Task details:
Each record below must come back exactly as written; its pictures must not.

Records supplied:
• • • •
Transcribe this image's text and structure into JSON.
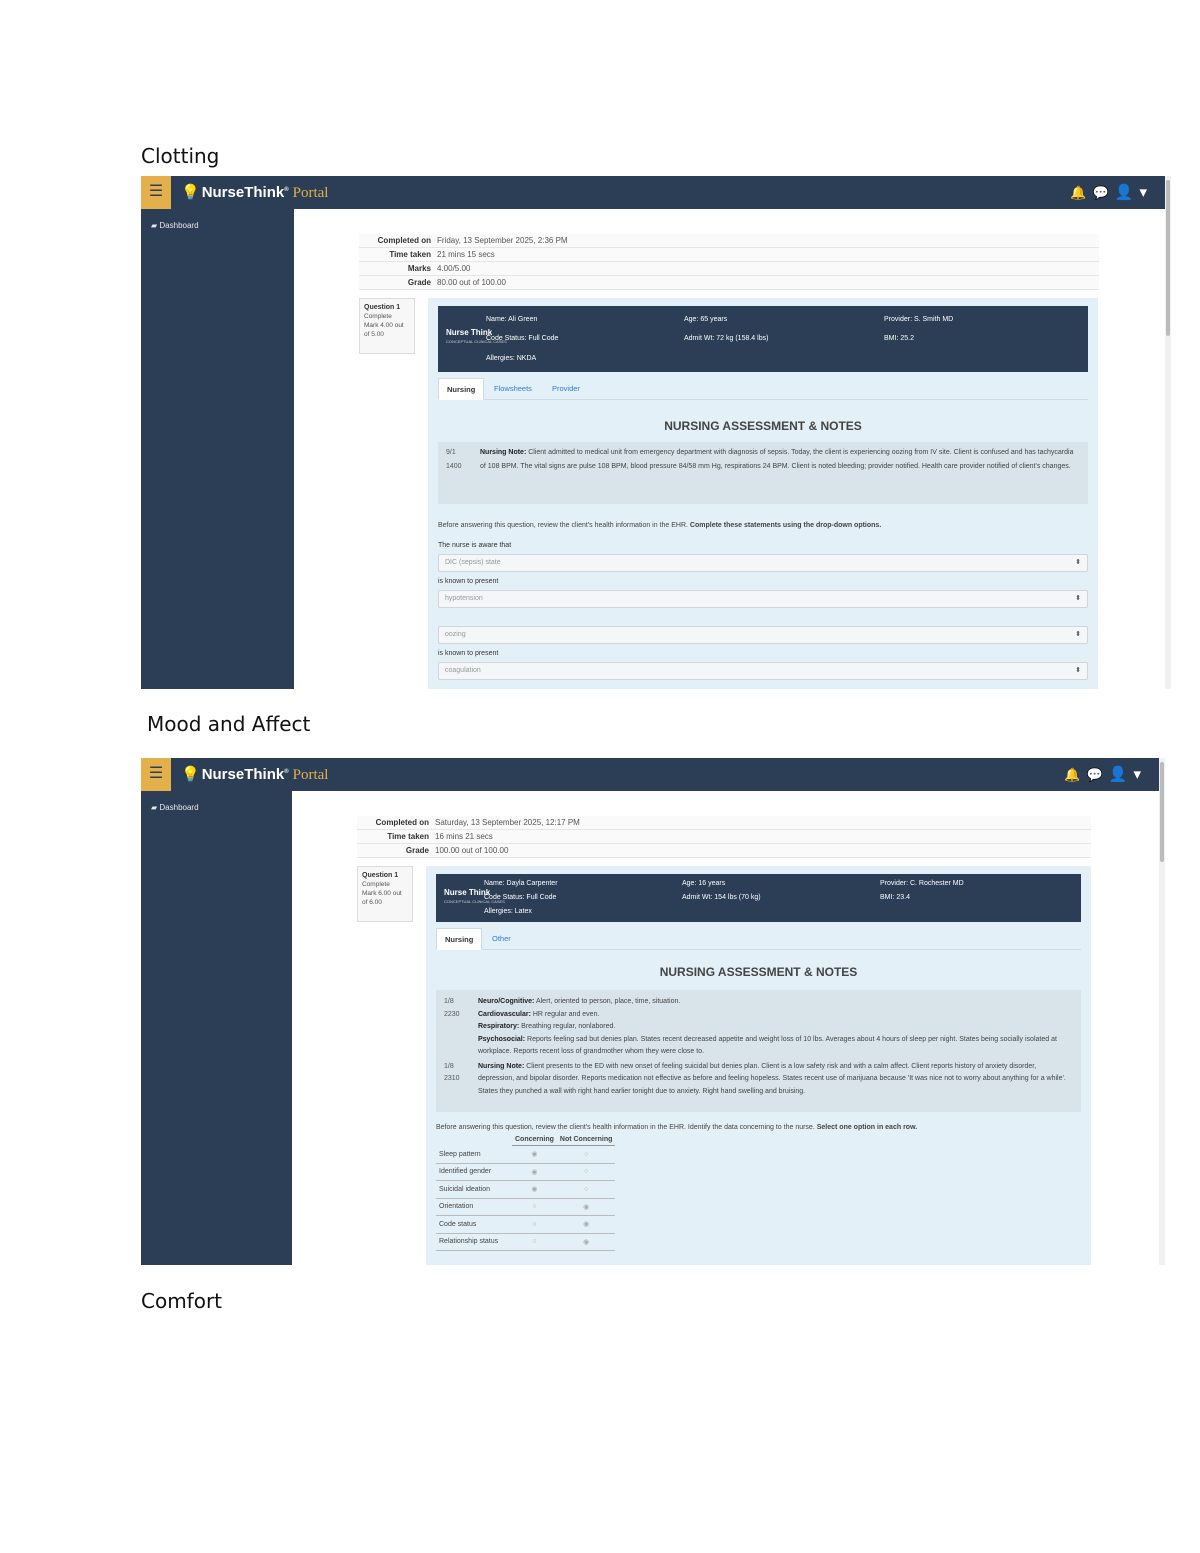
{
  "headings": [
    "Clotting",
    "Mood and Affect",
    "Comfort"
  ],
  "shot1": {
    "brand": {
      "name": "NurseThink",
      "reg": "®",
      "suffix": "Portal"
    },
    "menu_icon": "hamburger-icon",
    "nav_icons": [
      "bell-icon",
      "chat-icon",
      "user-icon"
    ],
    "sidebar": {
      "link": "Dashboard",
      "icon": "dashboard-icon"
    },
    "summary": [
      {
        "key": "Completed on",
        "value": "Friday, 13 September 2025, 2:36 PM"
      },
      {
        "key": "Time taken",
        "value": "21 mins 15 secs"
      },
      {
        "key": "Marks",
        "value": "4.00/5.00"
      },
      {
        "key": "Grade",
        "value": "80.00 out of 100.00"
      }
    ],
    "question_info": {
      "number": "1",
      "status": "Complete",
      "mark": "Mark 4.00 out of 5.00"
    },
    "ehr": {
      "logo": "Nurse Think",
      "logo_sub": "CONCEPTUAL CLINICAL CASES",
      "cells": [
        "Name: Ali Green",
        "Age: 65 years",
        "Provider: S. Smith MD",
        "Code Status: Full Code",
        "Admit Wt: 72 kg (158.4 lbs)",
        "BMI: 25.2",
        "Allergies: NKDA"
      ]
    },
    "tabs": [
      "Nursing",
      "Flowsheets",
      "Provider"
    ],
    "section_title": "NURSING ASSESSMENT & NOTES",
    "notes": [
      {
        "time": [
          "9/1",
          "1400"
        ],
        "label": "Nursing Note:",
        "text": " Client admitted to medical unit from emergency department with diagnosis of sepsis. Today, the client is experiencing oozing from IV site. Client is confused and has tachycardia of 108 BPM. The vital signs are pulse 108 BPM, blood pressure 84/58 mm Hg, respirations 24 BPM. Client is noted bleeding; provider notified. Health care provider notified of client's changes."
      }
    ],
    "instruction": "Before answering this question, review the client's health information in the EHR. ",
    "instruction_bold": "Complete these statements using the drop-down options.",
    "fields": [
      {
        "label": "The nurse is aware that",
        "value": "DIC (sepsis) state"
      },
      {
        "label": "is known to present",
        "value": "hypotension"
      },
      {
        "label": "",
        "value": "oozing"
      },
      {
        "label": "is known to present",
        "value": "coagulation"
      }
    ]
  },
  "shot2": {
    "brand": {
      "name": "NurseThink",
      "reg": "®",
      "suffix": "Portal"
    },
    "menu_icon": "hamburger-icon",
    "nav_icons": [
      "bell-icon",
      "chat-icon",
      "user-icon"
    ],
    "sidebar": {
      "link": "Dashboard",
      "icon": "dashboard-icon"
    },
    "summary": [
      {
        "key": "Completed on",
        "value": "Saturday, 13 September 2025, 12:17 PM"
      },
      {
        "key": "Time taken",
        "value": "16 mins 21 secs"
      },
      {
        "key": "Grade",
        "value": "100.00 out of 100.00"
      }
    ],
    "question_info": {
      "number": "1",
      "status": "Complete",
      "mark": "Mark 6.00 out of 6.00"
    },
    "ehr": {
      "logo": "Nurse Think",
      "logo_sub": "CONCEPTUAL CLINICAL CASES",
      "cells": [
        "Name: Dayla Carpenter",
        "Age: 16 years",
        "Provider: C. Rochester MD",
        "Code Status: Full Code",
        "Admit Wt: 154 lbs (70 kg)",
        "BMI: 23.4",
        "Allergies: Latex"
      ]
    },
    "tabs": [
      "Nursing",
      "Other"
    ],
    "section_title": "NURSING ASSESSMENT & NOTES",
    "notes": [
      {
        "time": [
          "1/8",
          "2230"
        ],
        "label": "Neuro/Cognitive:",
        "text": " Alert, oriented to person, place, time, situation."
      },
      {
        "time": [
          "",
          ""
        ],
        "label": "Cardiovascular:",
        "text": " HR regular and even."
      },
      {
        "time": [
          "",
          ""
        ],
        "label": "Respiratory:",
        "text": " Breathing regular, nonlabored."
      },
      {
        "time": [
          "",
          ""
        ],
        "label": "Psychosocial:",
        "text": " Reports feeling sad but denies plan. States recent decreased appetite and weight loss of 10 lbs. Averages about 4 hours of sleep per night. States being socially isolated at workplace. Reports recent loss of grandmother whom they were close to."
      },
      {
        "time": [
          "1/8",
          "2310"
        ],
        "label": "Nursing Note:",
        "text": " Client presents to the ED with new onset of feeling suicidal but denies plan. Client is a low safety risk and with a calm affect. Client reports history of anxiety disorder, depression, and bipolar disorder. Reports medication not effective as before and feeling hopeless. States recent use of marijuana because 'It was nice not to worry about anything for a while'. States they punched a wall with right hand earlier tonight due to anxiety. Right hand swelling and bruising."
      }
    ],
    "instruction": "Before answering this question, review the client's health information in the EHR. Identify the data concerning to the nurse. ",
    "instruction_bold": "Select one option in each row.",
    "matrix": {
      "columns": [
        "Concerning",
        "Not Concerning"
      ],
      "rows": [
        {
          "label": "Sleep pattern",
          "selected": "Concerning"
        },
        {
          "label": "Identified gender",
          "selected": "Concerning"
        },
        {
          "label": "Suicidal ideation",
          "selected": "Concerning"
        },
        {
          "label": "Orientation",
          "selected": "Not Concerning"
        },
        {
          "label": "Code status",
          "selected": "Not Concerning"
        },
        {
          "label": "Relationship status",
          "selected": "Not Concerning"
        }
      ]
    }
  }
}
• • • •
Exercise result:
Transcribe this image's text and structure into JSON.
{
  "headings": [
    "Clotting",
    "Mood and Affect",
    "Comfort"
  ],
  "shot1": {
    "brand": {
      "name": "NurseThink",
      "reg": "®",
      "suffix": "Portal"
    },
    "menu_icon": "hamburger-icon",
    "nav_icons": [
      "bell-icon",
      "chat-icon",
      "user-icon"
    ],
    "sidebar": {
      "link": "Dashboard",
      "icon": "dashboard-icon"
    },
    "summary": [
      {
        "key": "Completed on",
        "value": "Friday, 13 September 2025, 2:36 PM"
      },
      {
        "key": "Time taken",
        "value": "21 mins 15 secs"
      },
      {
        "key": "Marks",
        "value": "4.00/5.00"
      },
      {
        "key": "Grade",
        "value": "80.00 out of 100.00"
      }
    ],
    "question_info": {
      "number": "1",
      "status": "Complete",
      "mark": "Mark 4.00 out of 5.00"
    },
    "ehr": {
      "logo": "Nurse Think",
      "logo_sub": "CONCEPTUAL CLINICAL CASES",
      "cells": [
        "Name: Ali Green",
        "Age: 65 years",
        "Provider: S. Smith MD",
        "Code Status: Full Code",
        "Admit Wt: 72 kg (158.4 lbs)",
        "BMI: 25.2",
        "Allergies: NKDA"
      ]
    },
    "tabs": [
      "Nursing",
      "Flowsheets",
      "Provider"
    ],
    "section_title": "NURSING ASSESSMENT & NOTES",
    "notes": [
      {
        "time": [
          "9/1",
          "1400"
        ],
        "label": "Nursing Note:",
        "text": " Client admitted to medical unit from emergency department with diagnosis of sepsis. Today, the client is experiencing oozing from IV site. Client is confused and has tachycardia of 108 BPM. The vital signs are pulse 108 BPM, blood pressure 84/58 mm Hg, respirations 24 BPM. Client is noted bleeding; provider notified. Health care provider notified of client's changes."
      }
    ],
    "instruction": "Before answering this question, review the client's health information in the EHR. ",
    "instruction_bold": "Complete these statements using the drop-down options.",
    "fields": [
      {
        "label": "The nurse is aware that",
        "value": "DIC (sepsis) state"
      },
      {
        "label": "is known to present",
        "value": "hypotension"
      },
      {
        "label": "",
        "value": "oozing"
      },
      {
        "label": "is known to present",
        "value": "coagulation"
      }
    ]
  },
  "shot2": {
    "brand": {
      "name": "NurseThink",
      "reg": "®",
      "suffix": "Portal"
    },
    "menu_icon": "hamburger-icon",
    "nav_icons": [
      "bell-icon",
      "chat-icon",
      "user-icon"
    ],
    "sidebar": {
      "link": "Dashboard",
      "icon": "dashboard-icon"
    },
    "summary": [
      {
        "key": "Completed on",
        "value": "Saturday, 13 September 2025, 12:17 PM"
      },
      {
        "key": "Time taken",
        "value": "16 mins 21 secs"
      },
      {
        "key": "Grade",
        "value": "100.00 out of 100.00"
      }
    ],
    "question_info": {
      "number": "1",
      "status": "Complete",
      "mark": "Mark 6.00 out of 6.00"
    },
    "ehr": {
      "logo": "Nurse Think",
      "logo_sub": "CONCEPTUAL CLINICAL CASES",
      "cells": [
        "Name: Dayla Carpenter",
        "Age: 16 years",
        "Provider: C. Rochester MD",
        "Code Status: Full Code",
        "Admit Wt: 154 lbs (70 kg)",
        "BMI: 23.4",
        "Allergies: Latex"
      ]
    },
    "tabs": [
      "Nursing",
      "Other"
    ],
    "section_title": "NURSING ASSESSMENT & NOTES",
    "notes": [
      {
        "time": [
          "1/8",
          "2230"
        ],
        "label": "Neuro/Cognitive:",
        "text": " Alert, oriented to person, place, time, situation."
      },
      {
        "time": [
          "",
          ""
        ],
        "label": "Cardiovascular:",
        "text": " HR regular and even."
      },
      {
        "time": [
          "",
          ""
        ],
        "label": "Respiratory:",
        "text": " Breathing regular, nonlabored."
      },
      {
        "time": [
          "",
          ""
        ],
        "label": "Psychosocial:",
        "text": " Reports feeling sad but denies plan. States recent decreased appetite and weight loss of 10 lbs. Averages about 4 hours of sleep per night. States being socially isolated at workplace. Reports recent loss of grandmother whom they were close to."
      },
      {
        "time": [
          "1/8",
          "2310"
        ],
        "label": "Nursing Note:",
        "text": " Client presents to the ED with new onset of feeling suicidal but denies plan. Client is a low safety risk and with a calm affect. Client reports history of anxiety disorder, depression, and bipolar disorder. Reports medication not effective as before and feeling hopeless. States recent use of marijuana because 'It was nice not to worry about anything for a while'. States they punched a wall with right hand earlier tonight due to anxiety. Right hand swelling and bruising."
      }
    ],
    "instruction": "Before answering this question, review the client's health information in the EHR. Identify the data concerning to the nurse. ",
    "instruction_bold": "Select one option in each row.",
    "matrix": {
      "columns": [
        "Concerning",
        "Not Concerning"
      ],
      "rows": [
        {
          "label": "Sleep pattern",
          "selected": "Concerning"
        },
        {
          "label": "Identified gender",
          "selected": "Concerning"
        },
        {
          "label": "Suicidal ideation",
          "selected": "Concerning"
        },
        {
          "label": "Orientation",
          "selected": "Not Concerning"
        },
        {
          "label": "Code status",
          "selected": "Not Concerning"
        },
        {
          "label": "Relationship status",
          "selected": "Not Concerning"
        }
      ]
    }
  }
}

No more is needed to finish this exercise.